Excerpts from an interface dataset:
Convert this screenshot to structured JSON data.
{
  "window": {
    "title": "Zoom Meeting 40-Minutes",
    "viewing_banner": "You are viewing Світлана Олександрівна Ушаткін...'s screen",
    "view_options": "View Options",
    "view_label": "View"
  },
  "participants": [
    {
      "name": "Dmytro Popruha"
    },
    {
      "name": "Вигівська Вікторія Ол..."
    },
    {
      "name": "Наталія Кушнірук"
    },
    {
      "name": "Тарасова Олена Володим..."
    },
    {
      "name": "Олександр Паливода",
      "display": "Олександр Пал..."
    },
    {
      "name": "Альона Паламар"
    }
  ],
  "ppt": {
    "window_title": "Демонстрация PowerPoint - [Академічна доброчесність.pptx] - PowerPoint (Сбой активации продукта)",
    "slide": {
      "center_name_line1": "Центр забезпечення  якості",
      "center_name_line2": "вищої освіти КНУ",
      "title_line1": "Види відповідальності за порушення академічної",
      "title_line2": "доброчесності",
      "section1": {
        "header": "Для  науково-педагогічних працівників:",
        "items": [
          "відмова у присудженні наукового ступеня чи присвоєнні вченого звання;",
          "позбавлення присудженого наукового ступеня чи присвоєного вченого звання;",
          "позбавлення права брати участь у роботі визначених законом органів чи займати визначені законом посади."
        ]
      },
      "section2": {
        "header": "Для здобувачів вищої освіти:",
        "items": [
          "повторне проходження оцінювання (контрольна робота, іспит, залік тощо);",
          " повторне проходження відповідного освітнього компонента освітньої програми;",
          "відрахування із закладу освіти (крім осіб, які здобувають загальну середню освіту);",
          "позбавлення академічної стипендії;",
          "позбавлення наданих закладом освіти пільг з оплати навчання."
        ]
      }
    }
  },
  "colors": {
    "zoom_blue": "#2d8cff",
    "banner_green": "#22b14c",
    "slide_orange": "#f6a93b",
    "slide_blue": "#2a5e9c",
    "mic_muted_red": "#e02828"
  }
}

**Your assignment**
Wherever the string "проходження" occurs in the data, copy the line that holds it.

**The answer**
          "повторне проходження оцінювання (контрольна робота, іспит, залік тощо);",
          " повторне проходження відповідного освітнього компонента освітньої програми;",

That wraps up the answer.